(Source records)
+===+
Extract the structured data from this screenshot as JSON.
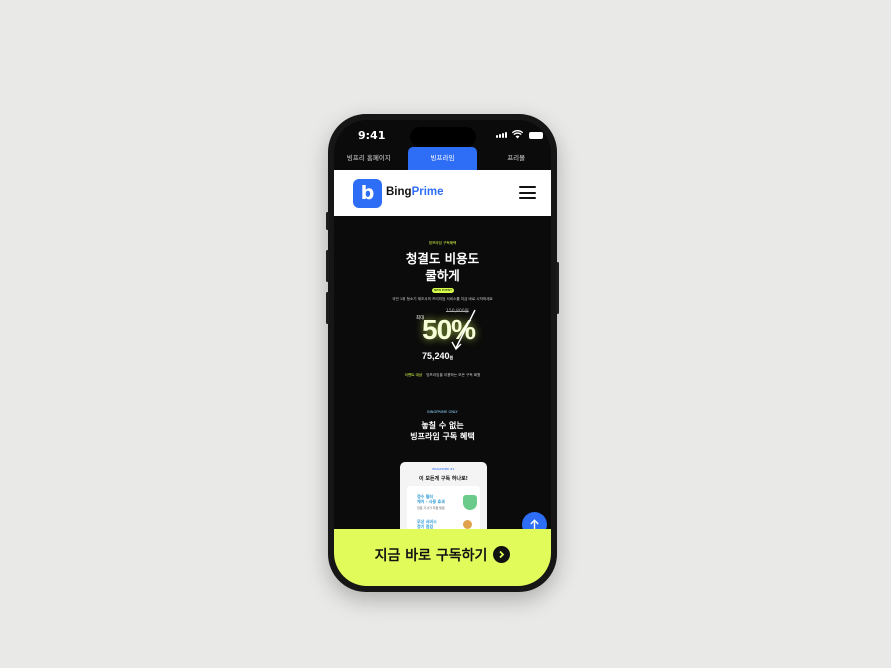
{
  "status_bar": {
    "time": "9:41"
  },
  "tabs": [
    {
      "label": "빙프리 홈페이지",
      "active": false
    },
    {
      "label": "빙프라임",
      "active": true
    },
    {
      "label": "프리몰",
      "active": false
    }
  ],
  "header": {
    "logo_mark": "b",
    "logo_text_1": "Bing",
    "logo_text_2": "Prime",
    "menu_icon": "hamburger-icon"
  },
  "hero": {
    "eyebrow": "빙프라임 구독혜택",
    "title_line1": "청결도 비용도",
    "title_line2": "쿨하게",
    "pill": "NEW EVENT",
    "description": "국민 1위 청소기 제조사의 프리미엄 서비스를 지금 바로 시작하세요",
    "old_price": "150,800원",
    "max_label": "최대",
    "discount": "50%",
    "new_price": "75,240",
    "new_price_unit": "원",
    "foot_highlight": "이벤트 대상",
    "foot_note": "빙프라임을 이용하는 모든 구독 회원"
  },
  "benefits": {
    "eyebrow": "BINGPRIME ONLY",
    "title_line1": "놓칠 수 없는",
    "title_line2": "빙프라임 구독 혜택",
    "card_eyebrow": "BINGPRIME #1",
    "card_title": "이 모든게 구독 하나로!",
    "item1_line1": "정수 필터",
    "item1_line2": "케어 - 사용 효과",
    "item1_sub": "전문 기사가 직접 방문",
    "item2_line1": "무상 서비스",
    "item2_line2": "정기 점검"
  },
  "fab_icon": "arrow-up-icon",
  "cta": {
    "label": "지금 바로 구독하기",
    "icon": "chevron-right-icon"
  },
  "colors": {
    "accent": "#2e6df6",
    "lime": "#e1fb5a",
    "dark": "#0b0b0b"
  }
}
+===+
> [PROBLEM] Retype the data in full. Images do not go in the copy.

> [TASK SOLUTION]
Extract the structured data from this screenshot as JSON.
{
  "status_bar": {
    "time": "9:41"
  },
  "tabs": [
    {
      "label": "빙프리 홈페이지",
      "active": false
    },
    {
      "label": "빙프라임",
      "active": true
    },
    {
      "label": "프리몰",
      "active": false
    }
  ],
  "header": {
    "logo_mark": "b",
    "logo_text_1": "Bing",
    "logo_text_2": "Prime",
    "menu_icon": "hamburger-icon"
  },
  "hero": {
    "eyebrow": "빙프라임 구독혜택",
    "title_line1": "청결도 비용도",
    "title_line2": "쿨하게",
    "pill": "NEW EVENT",
    "description": "국민 1위 청소기 제조사의 프리미엄 서비스를 지금 바로 시작하세요",
    "old_price": "150,800원",
    "max_label": "최대",
    "discount": "50%",
    "new_price": "75,240",
    "new_price_unit": "원",
    "foot_highlight": "이벤트 대상",
    "foot_note": "빙프라임을 이용하는 모든 구독 회원"
  },
  "benefits": {
    "eyebrow": "BINGPRIME ONLY",
    "title_line1": "놓칠 수 없는",
    "title_line2": "빙프라임 구독 혜택",
    "card_eyebrow": "BINGPRIME #1",
    "card_title": "이 모든게 구독 하나로!",
    "item1_line1": "정수 필터",
    "item1_line2": "케어 - 사용 효과",
    "item1_sub": "전문 기사가 직접 방문",
    "item2_line1": "무상 서비스",
    "item2_line2": "정기 점검"
  },
  "fab_icon": "arrow-up-icon",
  "cta": {
    "label": "지금 바로 구독하기",
    "icon": "chevron-right-icon"
  },
  "colors": {
    "accent": "#2e6df6",
    "lime": "#e1fb5a",
    "dark": "#0b0b0b"
  }
}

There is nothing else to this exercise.